**Your task:**
What lines below include the string "kell"? Pick them out and copy them.

☆ ☆ ☆ ☆ ☆

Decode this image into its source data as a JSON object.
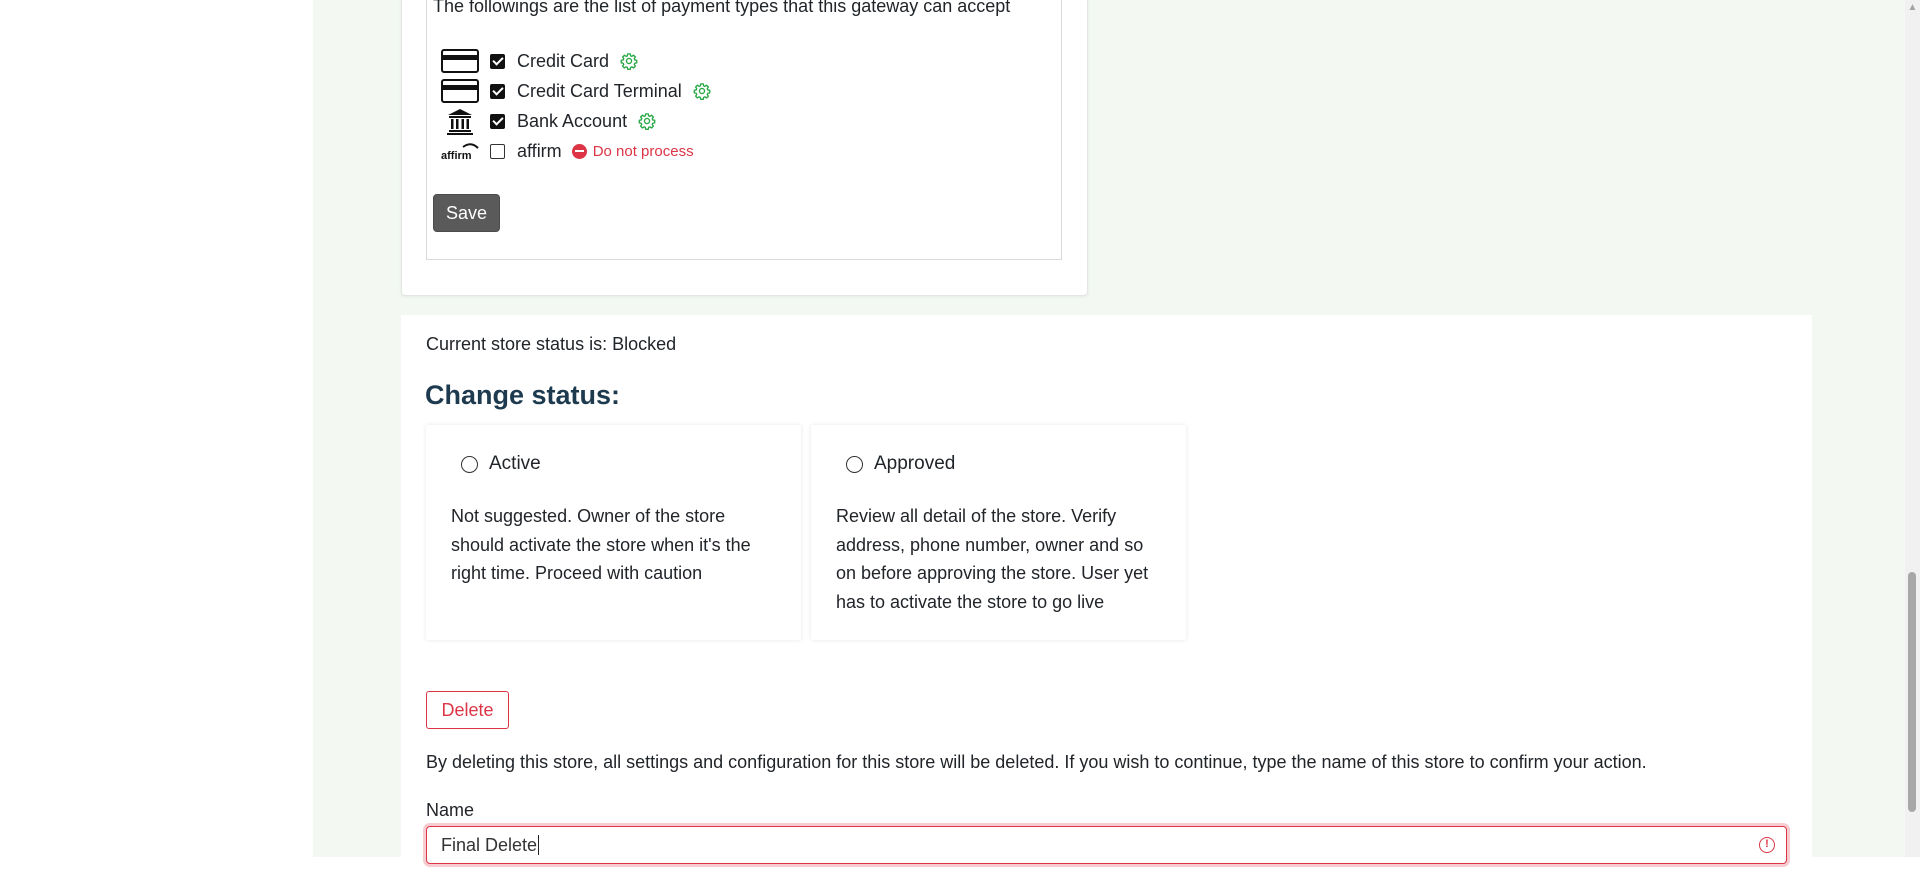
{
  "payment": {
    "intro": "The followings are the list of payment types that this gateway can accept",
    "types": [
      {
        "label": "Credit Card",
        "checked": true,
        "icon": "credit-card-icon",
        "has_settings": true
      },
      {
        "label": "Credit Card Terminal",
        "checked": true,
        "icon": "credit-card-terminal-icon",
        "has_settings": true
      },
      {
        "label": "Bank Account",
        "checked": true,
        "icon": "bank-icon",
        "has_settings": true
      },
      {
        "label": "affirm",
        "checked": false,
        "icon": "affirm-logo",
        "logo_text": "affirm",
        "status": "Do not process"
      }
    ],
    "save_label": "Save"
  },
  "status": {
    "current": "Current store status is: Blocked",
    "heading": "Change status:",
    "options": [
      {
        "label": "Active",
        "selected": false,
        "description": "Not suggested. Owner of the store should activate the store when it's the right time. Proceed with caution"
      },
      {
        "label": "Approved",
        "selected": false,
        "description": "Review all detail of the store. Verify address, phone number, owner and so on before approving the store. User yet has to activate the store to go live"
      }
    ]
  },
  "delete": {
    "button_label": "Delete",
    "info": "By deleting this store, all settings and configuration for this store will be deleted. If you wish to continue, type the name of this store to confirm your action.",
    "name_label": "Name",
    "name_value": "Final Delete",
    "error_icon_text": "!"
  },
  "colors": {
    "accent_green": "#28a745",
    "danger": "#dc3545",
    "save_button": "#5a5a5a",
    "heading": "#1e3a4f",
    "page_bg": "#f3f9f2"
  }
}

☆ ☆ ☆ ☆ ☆

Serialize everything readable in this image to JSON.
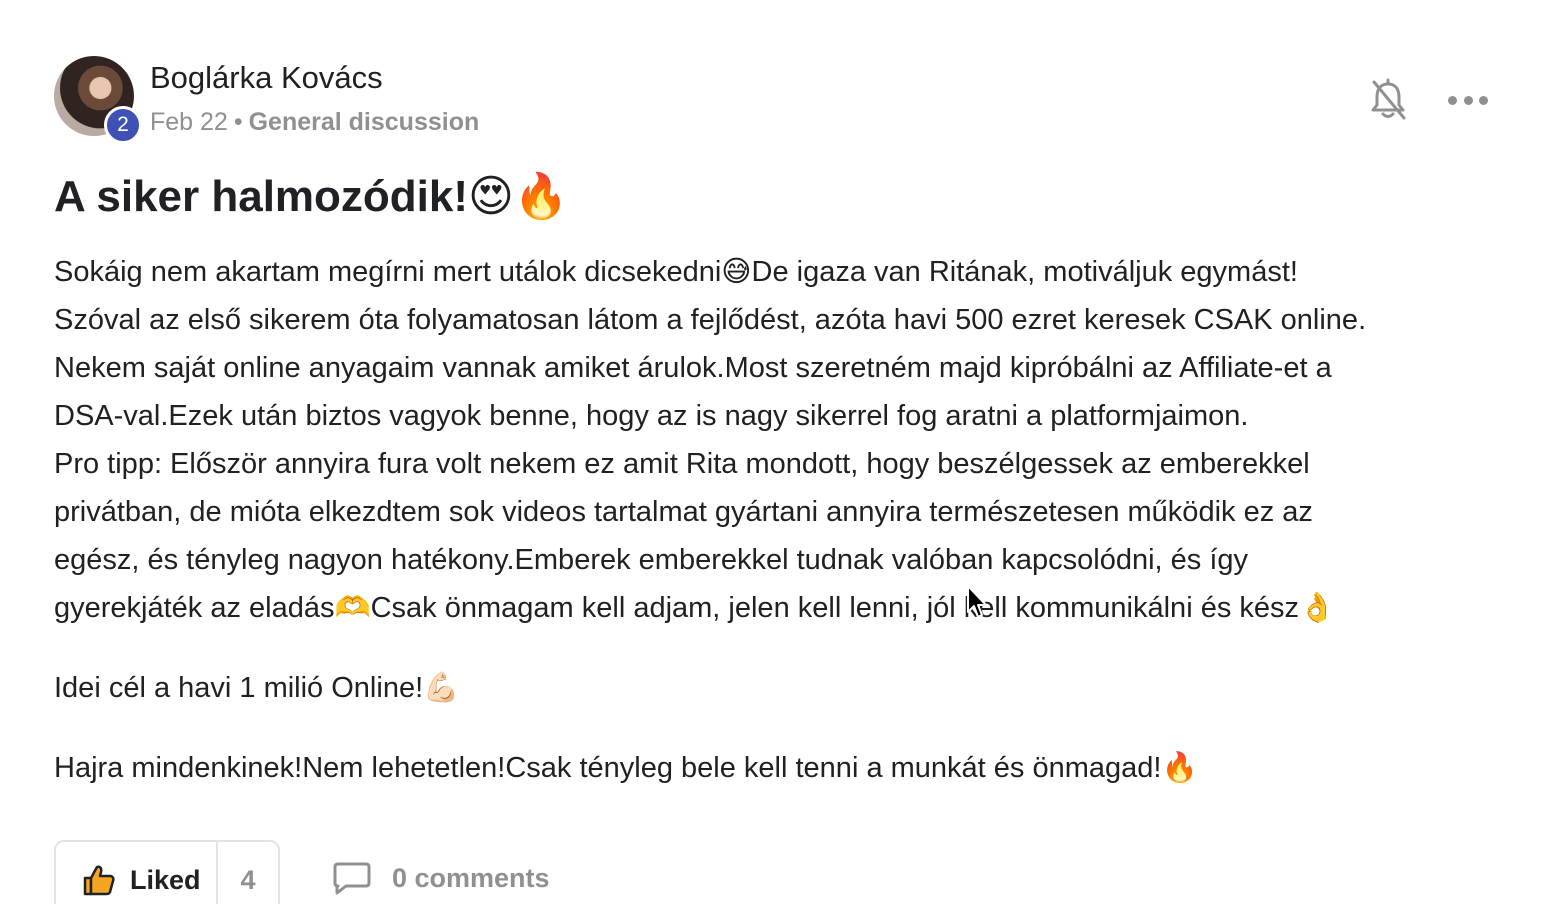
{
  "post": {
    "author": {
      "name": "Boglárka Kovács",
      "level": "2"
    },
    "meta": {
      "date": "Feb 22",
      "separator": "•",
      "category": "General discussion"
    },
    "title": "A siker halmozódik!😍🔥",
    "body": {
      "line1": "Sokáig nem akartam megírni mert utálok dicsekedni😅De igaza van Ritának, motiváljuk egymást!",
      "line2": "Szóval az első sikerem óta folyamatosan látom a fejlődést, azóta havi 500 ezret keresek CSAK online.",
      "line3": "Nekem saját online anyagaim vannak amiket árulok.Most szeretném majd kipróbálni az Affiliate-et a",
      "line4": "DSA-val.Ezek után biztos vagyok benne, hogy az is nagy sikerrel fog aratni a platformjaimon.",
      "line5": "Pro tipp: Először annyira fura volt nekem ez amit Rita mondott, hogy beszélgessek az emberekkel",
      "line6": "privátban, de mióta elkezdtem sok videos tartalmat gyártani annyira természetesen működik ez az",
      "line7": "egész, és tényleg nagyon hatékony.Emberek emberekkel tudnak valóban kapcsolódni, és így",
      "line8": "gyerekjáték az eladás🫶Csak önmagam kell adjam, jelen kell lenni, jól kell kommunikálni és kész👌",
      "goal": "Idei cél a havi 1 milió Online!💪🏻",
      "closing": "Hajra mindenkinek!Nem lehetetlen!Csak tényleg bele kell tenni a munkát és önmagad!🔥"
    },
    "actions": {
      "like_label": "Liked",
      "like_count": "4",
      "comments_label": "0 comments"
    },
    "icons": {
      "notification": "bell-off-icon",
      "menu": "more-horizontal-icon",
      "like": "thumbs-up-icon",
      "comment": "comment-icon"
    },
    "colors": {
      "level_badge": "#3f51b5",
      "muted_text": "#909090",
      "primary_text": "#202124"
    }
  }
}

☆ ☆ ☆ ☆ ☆

**Answer below:**
      "line8": "gyerekjáték az eladás🫶Csak önmagam kell adjam, jelen kell lenni, jól kell kommunikálni és kész👌",
      "closing": "Hajra mindenkinek!Nem lehetetlen!Csak tényleg bele kell tenni a munkát és önmagad!🔥"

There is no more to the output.